I came across Balko when I won an Ebay auction for an 8-card lot of 1977 Topps Cloth Stickers – I’ve been picking up pieces of the set lately, especially spurred on by the inclusion of the 1977 Topps Cloth inspired insert set in 2012 Topps Archives. The package arrived today, and included with the 8 cards was a wrapper, plus a 1975 Topps Steve Garvey and a 1960 Topps Glen Hobbie – an excellent job by seller robpitz55who shipped the lot with the extras in a lightning-quick manner from the waterlogged East Coast, and earned his first feedback point.

1977 Topps Cloth Sticker lot

1977 Topps Cloth Sticker lot

Balko does bear an uncanny resemblance to Reds backstop Johnny Bench, who is featured in this set. On the wrapper, the sticker is peeled away to mask the position, and the pose doesn’t match that of Bench’s, but the facial features are similar.

Johnny Bench 1977 Topps Cloth Sticker

Johnny Bench 1977 Topps Cloth Sticker

Perhaps he is to Bench as Bizarro is to Superman, an imperfect duplicate created by his nemesis. It’s time we reveal the secret of this Mystery Man of the Cloth.

posted by admin in 1977,Baseball,Purchases and have No Comments

Remembering the Whalers

Growing up in the 1970s in southwestern Minnesota, there was a clear hierarchy of sports: 1. Baseball 2. Football 3. Basketball 4. Hockey – and there was a large gap between 2 and 3. It was a real oddity (probably an ordering mistake) to find basketball or hockey cards anywhere (Woolworths, grocery stores, or Shopko stores). I do recall having a handful of 1979-80 hockey cards however, including a card of a grandfather, Gordie Howe, whose son Mark was also played on his team, the Hartford Whalers.

1979-80 Topps Gordie Howe

1979-80 Topps Gordie Howe

It was definitely unusual having a 51-year-old playing a sport, especially a contact sport such as hockey. Of course, Gordie Howe was a long-time National Hockey League legend who played for six years in the upstart World Hockey Association for the Houston Aeros and New England Whalers. When the Whalers merged into the NHL, Howe came along and played for another season, even setting a career high for games played with 80.
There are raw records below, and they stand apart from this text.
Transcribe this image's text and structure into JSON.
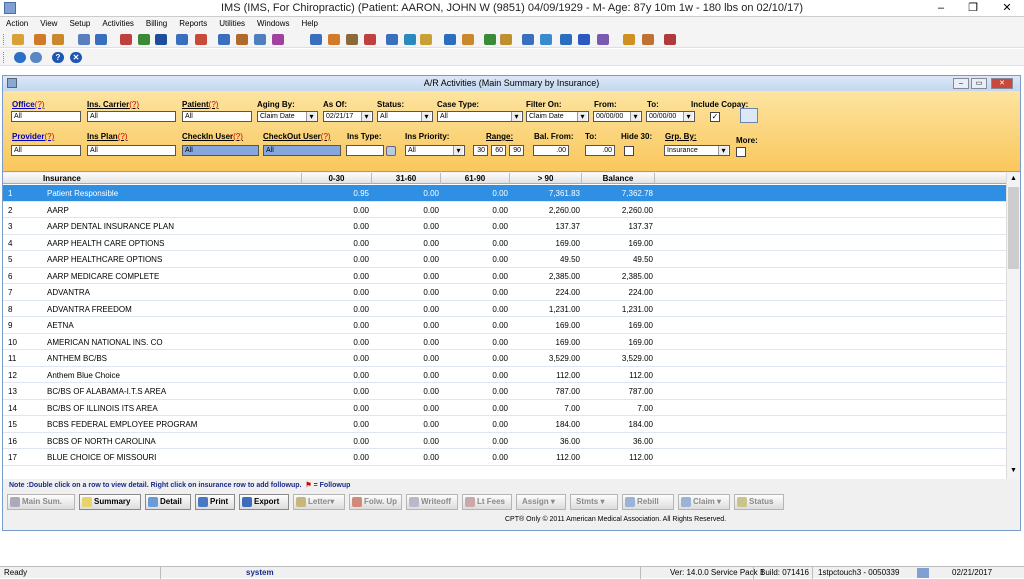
{
  "app": {
    "title": "IMS (IMS, For Chiropractic)    (Patient: AARON, JOHN W (9851) 04/09/1929 - M- Age: 87y 10m 1w - 180 lbs on 02/10/17)"
  },
  "menu": [
    "Action",
    "View",
    "Setup",
    "Activities",
    "Billing",
    "Reports",
    "Utilities",
    "Windows",
    "Help"
  ],
  "window": {
    "title": "A/R Activities  (Main Summary by Insurance)"
  },
  "filters": {
    "office_label": "Office",
    "office_value": "All",
    "ins_carrier_label": "Ins. Carrier",
    "ins_carrier_value": "All",
    "patient_label": "Patient",
    "patient_value": "All",
    "aging_by_label": "Aging By:",
    "aging_by_value": "Claim Date",
    "as_of_label": "As Of:",
    "as_of_value": "02/21/17",
    "status_label": "Status:",
    "status_value": "All",
    "case_type_label": "Case Type:",
    "case_type_value": "All",
    "filter_on_label": "Filter On:",
    "filter_on_value": "Claim Date",
    "from_label": "From:",
    "from_value": "00/00/00",
    "to_label": "To:",
    "to_value": "00/00/00",
    "include_copay_label": "Include Copay:",
    "provider_label": "Provider",
    "provider_value": "All",
    "ins_plan_label": "Ins Plan",
    "ins_plan_value": "All",
    "checkin_user_label": "CheckIn User",
    "checkin_user_value": "All",
    "checkout_user_label": "CheckOut User",
    "checkout_user_value": "All",
    "ins_type_label": "Ins Type:",
    "ins_type_value": "",
    "ins_priority_label": "Ins Priority:",
    "ins_priority_value": "All",
    "range_label": "Range:",
    "range_values": [
      "30",
      "60",
      "90"
    ],
    "bal_from_label": "Bal. From:",
    "bal_from_value": ".00",
    "bal_to_label": "To:",
    "bal_to_value": ".00",
    "hide30_label": "Hide 30:",
    "grp_by_label": "Grp. By:",
    "grp_by_value": "Insurance",
    "more_label": "More:",
    "q_mark": "(?)"
  },
  "grid": {
    "columns": [
      "Insurance",
      "0-30",
      "31-60",
      "61-90",
      "> 90",
      "Balance"
    ],
    "rows": [
      {
        "n": "1",
        "ins": "Patient Responsible",
        "c1": "0.95",
        "c2": "0.00",
        "c3": "0.00",
        "c4": "7,361.83",
        "bal": "7,362.78"
      },
      {
        "n": "2",
        "ins": "AARP",
        "c1": "0.00",
        "c2": "0.00",
        "c3": "0.00",
        "c4": "2,260.00",
        "bal": "2,260.00"
      },
      {
        "n": "3",
        "ins": "AARP DENTAL INSURANCE PLAN",
        "c1": "0.00",
        "c2": "0.00",
        "c3": "0.00",
        "c4": "137.37",
        "bal": "137.37"
      },
      {
        "n": "4",
        "ins": "AARP HEALTH CARE OPTIONS",
        "c1": "0.00",
        "c2": "0.00",
        "c3": "0.00",
        "c4": "169.00",
        "bal": "169.00"
      },
      {
        "n": "5",
        "ins": "AARP HEALTHCARE OPTIONS",
        "c1": "0.00",
        "c2": "0.00",
        "c3": "0.00",
        "c4": "49.50",
        "bal": "49.50"
      },
      {
        "n": "6",
        "ins": "AARP MEDICARE COMPLETE",
        "c1": "0.00",
        "c2": "0.00",
        "c3": "0.00",
        "c4": "2,385.00",
        "bal": "2,385.00"
      },
      {
        "n": "7",
        "ins": "ADVANTRA",
        "c1": "0.00",
        "c2": "0.00",
        "c3": "0.00",
        "c4": "224.00",
        "bal": "224.00"
      },
      {
        "n": "8",
        "ins": "ADVANTRA FREEDOM",
        "c1": "0.00",
        "c2": "0.00",
        "c3": "0.00",
        "c4": "1,231.00",
        "bal": "1,231.00"
      },
      {
        "n": "9",
        "ins": "AETNA",
        "c1": "0.00",
        "c2": "0.00",
        "c3": "0.00",
        "c4": "169.00",
        "bal": "169.00"
      },
      {
        "n": "10",
        "ins": "AMERICAN NATIONAL INS. CO",
        "c1": "0.00",
        "c2": "0.00",
        "c3": "0.00",
        "c4": "169.00",
        "bal": "169.00"
      },
      {
        "n": "11",
        "ins": "ANTHEM BC/BS",
        "c1": "0.00",
        "c2": "0.00",
        "c3": "0.00",
        "c4": "3,529.00",
        "bal": "3,529.00"
      },
      {
        "n": "12",
        "ins": "Anthem Blue Choice",
        "c1": "0.00",
        "c2": "0.00",
        "c3": "0.00",
        "c4": "112.00",
        "bal": "112.00"
      },
      {
        "n": "13",
        "ins": "BC/BS OF ALABAMA-I.T.S AREA",
        "c1": "0.00",
        "c2": "0.00",
        "c3": "0.00",
        "c4": "787.00",
        "bal": "787.00"
      },
      {
        "n": "14",
        "ins": "BC/BS OF ILLINOIS ITS AREA",
        "c1": "0.00",
        "c2": "0.00",
        "c3": "0.00",
        "c4": "7.00",
        "bal": "7.00"
      },
      {
        "n": "15",
        "ins": "BCBS FEDERAL EMPLOYEE PROGRAM",
        "c1": "0.00",
        "c2": "0.00",
        "c3": "0.00",
        "c4": "184.00",
        "bal": "184.00"
      },
      {
        "n": "16",
        "ins": "BCBS OF NORTH CAROLINA",
        "c1": "0.00",
        "c2": "0.00",
        "c3": "0.00",
        "c4": "36.00",
        "bal": "36.00"
      },
      {
        "n": "17",
        "ins": "BLUE CHOICE OF MISSOURI",
        "c1": "0.00",
        "c2": "0.00",
        "c3": "0.00",
        "c4": "112.00",
        "bal": "112.00"
      }
    ]
  },
  "note": {
    "text": "Note :Double click on a row to view detail. Right click on insurance row to add followup.",
    "flag_text": "= Followup"
  },
  "buttons": {
    "main_sum": "Main Sum.",
    "summary": "Summary",
    "detail": "Detail",
    "print": "Print",
    "export": "Export",
    "letter": "Letter",
    "folw_up": "Folw. Up",
    "writeoff": "Writeoff",
    "lt_fees": "Lt Fees",
    "assign": "Assign",
    "stmts": "Stmts",
    "rebill": "Rebill",
    "claim": "Claim",
    "status": "Status"
  },
  "copyright": "CPT® Only © 2011 American Medical Association.  All Rights Reserved.",
  "statusbar": {
    "ready": "Ready",
    "user": "system",
    "version": "Ver: 14.0.0 Service Pack 1",
    "build": "Build: 071416",
    "station": "1stpctouch3 - 0050339",
    "date": "02/21/2017"
  },
  "colors": {
    "filter_bg": "#f9c75c",
    "selected_row": "#2f8fe3",
    "note_text": "#1a2a8a"
  }
}
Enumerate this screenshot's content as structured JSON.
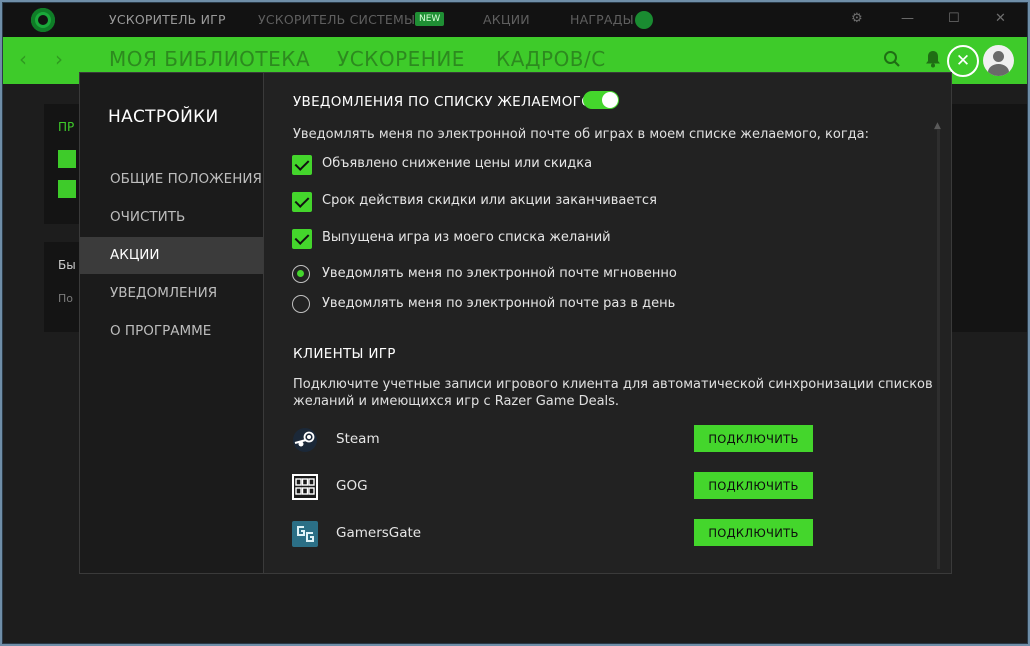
{
  "topbar": {
    "tabs": [
      "УСКОРИТЕЛЬ ИГР",
      "УСКОРИТЕЛЬ СИСТЕМЫ",
      "АКЦИИ",
      "НАГРАДЫ"
    ],
    "new_badge": "NEW",
    "window_buttons": [
      "⚙",
      "—",
      "☐",
      "✕"
    ]
  },
  "header": {
    "tabs": [
      "МОЯ БИБЛИОТЕКА",
      "УСКОРЕНИЕ",
      "КАДРОВ/С"
    ],
    "back": "‹",
    "forward": "›",
    "close": "✕"
  },
  "background_page": {
    "card1_label": "ПР",
    "card2_label": "Бы",
    "card2_text": "По"
  },
  "sidebar": {
    "title": "НАСТРОЙКИ",
    "items": [
      "ОБЩИЕ ПОЛОЖЕНИЯ",
      "ОЧИСТИТЬ",
      "АКЦИИ",
      "УВЕДОМЛЕНИЯ",
      "О ПРОГРАММЕ"
    ],
    "active_index": 2
  },
  "wishlist": {
    "title": "УВЕДОМЛЕНИЯ ПО СПИСКУ ЖЕЛАЕМОГО",
    "toggle_on": true,
    "description": "Уведомлять меня по электронной почте об играх в моем списке желаемого, когда:",
    "checkboxes": [
      {
        "label": "Объявлено снижение цены или скидка",
        "checked": true
      },
      {
        "label": "Срок действия скидки или акции заканчивается",
        "checked": true
      },
      {
        "label": "Выпущена игра из моего списка желаний",
        "checked": true
      }
    ],
    "radios": [
      {
        "label": "Уведомлять меня по электронной почте мгновенно",
        "selected": true
      },
      {
        "label": "Уведомлять меня по электронной почте раз в день",
        "selected": false
      }
    ]
  },
  "clients": {
    "title": "КЛИЕНТЫ ИГР",
    "description_line1": "Подключите учетные записи игрового клиента для автоматической синхронизации списков",
    "description_line2": "желаний и имеющихся игр с Razer Game Deals.",
    "items": [
      {
        "name": "Steam",
        "icon": "steam-icon",
        "button": "ПОДКЛЮЧИТЬ"
      },
      {
        "name": "GOG",
        "icon": "gog-icon",
        "button": "ПОДКЛЮЧИТЬ"
      },
      {
        "name": "GamersGate",
        "icon": "gamersgate-icon",
        "button": "ПОДКЛЮЧИТЬ"
      }
    ]
  },
  "colors": {
    "accent": "#44d62c",
    "header_green": "#3ecb2a",
    "panel": "#222222",
    "sidebar": "#1b1b1b"
  }
}
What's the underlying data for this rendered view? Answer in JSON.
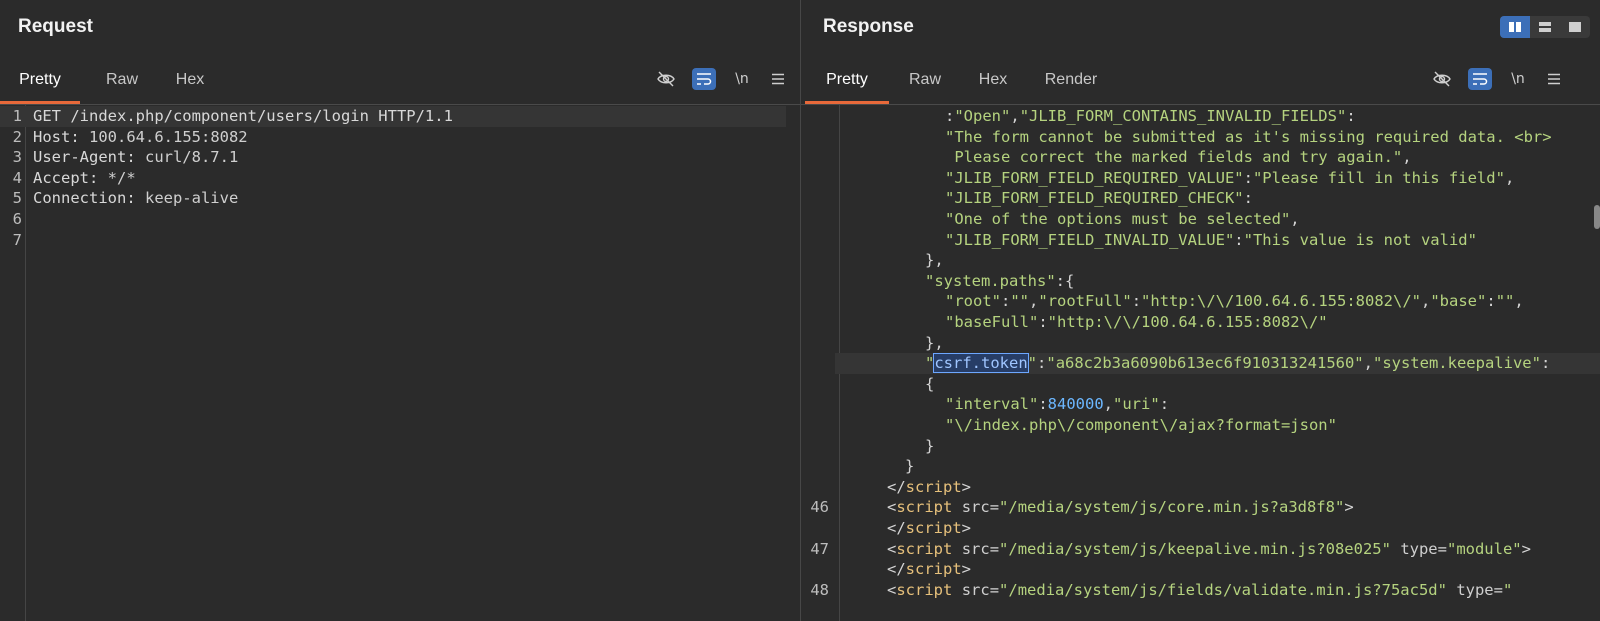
{
  "request": {
    "title": "Request",
    "tabs": [
      "Pretty",
      "Raw",
      "Hex"
    ],
    "active_tab": "Pretty",
    "newline_toggle": "\\n",
    "lines": [
      {
        "n": "1",
        "parts": [
          {
            "c": "k",
            "t": "GET /index.php/component/users/login HTTP/1.1"
          }
        ]
      },
      {
        "n": "2",
        "parts": [
          {
            "c": "k",
            "t": "Host: "
          },
          {
            "c": "v",
            "t": "100.64.6.155:8082"
          }
        ]
      },
      {
        "n": "3",
        "parts": [
          {
            "c": "k",
            "t": "User-Agent: "
          },
          {
            "c": "v",
            "t": "curl/8.7.1"
          }
        ]
      },
      {
        "n": "4",
        "parts": [
          {
            "c": "k",
            "t": "Accept: "
          },
          {
            "c": "v",
            "t": "*/*"
          }
        ]
      },
      {
        "n": "5",
        "parts": [
          {
            "c": "k",
            "t": "Connection: "
          },
          {
            "c": "v",
            "t": "keep-alive"
          }
        ]
      },
      {
        "n": "6",
        "parts": []
      },
      {
        "n": "7",
        "parts": []
      }
    ]
  },
  "response": {
    "title": "Response",
    "tabs": [
      "Pretty",
      "Raw",
      "Hex",
      "Render"
    ],
    "active_tab": "Pretty",
    "newline_toggle": "\\n",
    "lines": [
      {
        "n": "",
        "i": 104,
        "parts": [
          {
            "c": "p",
            "t": ":"
          },
          {
            "c": "s",
            "t": "\"Open\""
          },
          {
            "c": "p",
            "t": ","
          },
          {
            "c": "s",
            "t": "\"JLIB_FORM_CONTAINS_INVALID_FIELDS\""
          },
          {
            "c": "p",
            "t": ":"
          }
        ]
      },
      {
        "n": "",
        "i": 104,
        "parts": [
          {
            "c": "s",
            "t": "\"The form cannot be submitted as it's missing required data. <br>"
          }
        ]
      },
      {
        "n": "",
        "i": 104,
        "parts": [
          {
            "c": "s",
            "t": " Please correct the marked fields and try again.\""
          },
          {
            "c": "p",
            "t": ","
          }
        ]
      },
      {
        "n": "",
        "i": 104,
        "parts": [
          {
            "c": "s",
            "t": "\"JLIB_FORM_FIELD_REQUIRED_VALUE\""
          },
          {
            "c": "p",
            "t": ":"
          },
          {
            "c": "s",
            "t": "\"Please fill in this field\""
          },
          {
            "c": "p",
            "t": ","
          }
        ]
      },
      {
        "n": "",
        "i": 104,
        "parts": [
          {
            "c": "s",
            "t": "\"JLIB_FORM_FIELD_REQUIRED_CHECK\""
          },
          {
            "c": "p",
            "t": ":"
          }
        ]
      },
      {
        "n": "",
        "i": 104,
        "parts": [
          {
            "c": "s",
            "t": "\"One of the options must be selected\""
          },
          {
            "c": "p",
            "t": ","
          }
        ]
      },
      {
        "n": "",
        "i": 104,
        "parts": [
          {
            "c": "s",
            "t": "\"JLIB_FORM_FIELD_INVALID_VALUE\""
          },
          {
            "c": "p",
            "t": ":"
          },
          {
            "c": "s",
            "t": "\"This value is not valid\""
          }
        ]
      },
      {
        "n": "",
        "i": 84,
        "parts": [
          {
            "c": "p",
            "t": "},"
          }
        ]
      },
      {
        "n": "",
        "i": 84,
        "parts": [
          {
            "c": "s",
            "t": "\"system.paths\""
          },
          {
            "c": "p",
            "t": ":{"
          }
        ]
      },
      {
        "n": "",
        "i": 104,
        "parts": [
          {
            "c": "s",
            "t": "\"root\""
          },
          {
            "c": "p",
            "t": ":"
          },
          {
            "c": "s",
            "t": "\"\""
          },
          {
            "c": "p",
            "t": ","
          },
          {
            "c": "s",
            "t": "\"rootFull\""
          },
          {
            "c": "p",
            "t": ":"
          },
          {
            "c": "s",
            "t": "\"http:\\/\\/100.64.6.155:8082\\/\""
          },
          {
            "c": "p",
            "t": ","
          },
          {
            "c": "s",
            "t": "\"base\""
          },
          {
            "c": "p",
            "t": ":"
          },
          {
            "c": "s",
            "t": "\"\""
          },
          {
            "c": "p",
            "t": ","
          }
        ]
      },
      {
        "n": "",
        "i": 104,
        "parts": [
          {
            "c": "s",
            "t": "\"baseFull\""
          },
          {
            "c": "p",
            "t": ":"
          },
          {
            "c": "s",
            "t": "\"http:\\/\\/100.64.6.155:8082\\/\""
          }
        ]
      },
      {
        "n": "",
        "i": 84,
        "parts": [
          {
            "c": "p",
            "t": "},"
          }
        ]
      },
      {
        "n": "",
        "i": 84,
        "hl": true,
        "parts": [
          {
            "c": "s",
            "t": "\""
          },
          {
            "c": "sel",
            "t": "csrf.token"
          },
          {
            "c": "s",
            "t": "\""
          },
          {
            "c": "p",
            "t": ":"
          },
          {
            "c": "s",
            "t": "\"a68c2b3a6090b613ec6f910313241560\""
          },
          {
            "c": "p",
            "t": ","
          },
          {
            "c": "s",
            "t": "\"system.keepalive\""
          },
          {
            "c": "p",
            "t": ":"
          }
        ]
      },
      {
        "n": "",
        "i": 84,
        "parts": [
          {
            "c": "p",
            "t": "{"
          }
        ]
      },
      {
        "n": "",
        "i": 104,
        "parts": [
          {
            "c": "s",
            "t": "\"interval\""
          },
          {
            "c": "p",
            "t": ":"
          },
          {
            "c": "n",
            "t": "840000"
          },
          {
            "c": "p",
            "t": ","
          },
          {
            "c": "s",
            "t": "\"uri\""
          },
          {
            "c": "p",
            "t": ":"
          }
        ]
      },
      {
        "n": "",
        "i": 104,
        "parts": [
          {
            "c": "s",
            "t": "\"\\/index.php\\/component\\/ajax?format=json\""
          }
        ]
      },
      {
        "n": "",
        "i": 84,
        "parts": [
          {
            "c": "p",
            "t": "}"
          }
        ]
      },
      {
        "n": "",
        "i": 64,
        "parts": [
          {
            "c": "p",
            "t": "}"
          }
        ]
      },
      {
        "n": "",
        "i": 46,
        "parts": [
          {
            "c": "p",
            "t": "</"
          },
          {
            "c": "t",
            "t": "script"
          },
          {
            "c": "p",
            "t": ">"
          }
        ]
      },
      {
        "n": "46",
        "i": 46,
        "parts": [
          {
            "c": "p",
            "t": "<"
          },
          {
            "c": "t",
            "t": "script"
          },
          {
            "c": "p",
            "t": " "
          },
          {
            "c": "v",
            "t": "src"
          },
          {
            "c": "p",
            "t": "="
          },
          {
            "c": "s",
            "t": "\"/media/system/js/core.min.js?a3d8f8\""
          },
          {
            "c": "p",
            "t": ">"
          }
        ]
      },
      {
        "n": "",
        "i": 46,
        "parts": [
          {
            "c": "p",
            "t": "</"
          },
          {
            "c": "t",
            "t": "script"
          },
          {
            "c": "p",
            "t": ">"
          }
        ]
      },
      {
        "n": "47",
        "i": 46,
        "parts": [
          {
            "c": "p",
            "t": "<"
          },
          {
            "c": "t",
            "t": "script"
          },
          {
            "c": "p",
            "t": " "
          },
          {
            "c": "v",
            "t": "src"
          },
          {
            "c": "p",
            "t": "="
          },
          {
            "c": "s",
            "t": "\"/media/system/js/keepalive.min.js?08e025\""
          },
          {
            "c": "p",
            "t": " "
          },
          {
            "c": "v",
            "t": "type"
          },
          {
            "c": "p",
            "t": "="
          },
          {
            "c": "s",
            "t": "\"module\""
          },
          {
            "c": "p",
            "t": ">"
          }
        ]
      },
      {
        "n": "",
        "i": 46,
        "parts": [
          {
            "c": "p",
            "t": "</"
          },
          {
            "c": "t",
            "t": "script"
          },
          {
            "c": "p",
            "t": ">"
          }
        ]
      },
      {
        "n": "48",
        "i": 46,
        "parts": [
          {
            "c": "p",
            "t": "<"
          },
          {
            "c": "t",
            "t": "script"
          },
          {
            "c": "p",
            "t": " "
          },
          {
            "c": "v",
            "t": "src"
          },
          {
            "c": "p",
            "t": "="
          },
          {
            "c": "s",
            "t": "\"/media/system/js/fields/validate.min.js?75ac5d\""
          },
          {
            "c": "p",
            "t": " "
          },
          {
            "c": "v",
            "t": "type"
          },
          {
            "c": "p",
            "t": "="
          },
          {
            "c": "s",
            "t": "\""
          }
        ]
      }
    ]
  },
  "icons": {
    "hide": "eye-slash-icon",
    "wrap": "wrap-lines-icon",
    "menu": "hamburger-menu-icon",
    "layout_split": "split-columns-icon",
    "layout_rows": "split-rows-icon",
    "layout_single": "single-pane-icon"
  },
  "colors": {
    "accent": "#e8693a",
    "toggle_on": "#3c6fb8",
    "string": "#b5d37f",
    "tag": "#e6c07b",
    "number": "#6cb7ff"
  }
}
The Whalers began as a franchise November 1971 in Boston as the New England Whalers. They relocated to Hartford, Connecticut in 1975 due to scheduling conflicts with the Boston Bruins. Despite their tremendous popularity in Hartford, the franchise moved to North Carolina in 1997 and became the Carolina Hurricanes. Whaler nostalgia still runs deep, and “Brass Bonanza” is still the league’s most recognizable fight song. The old Hartford Whaler logo is creative, with the green “W” and blue whale tail forming a hidden “H”.

posted by admin in 1979,Hockey and have No Comments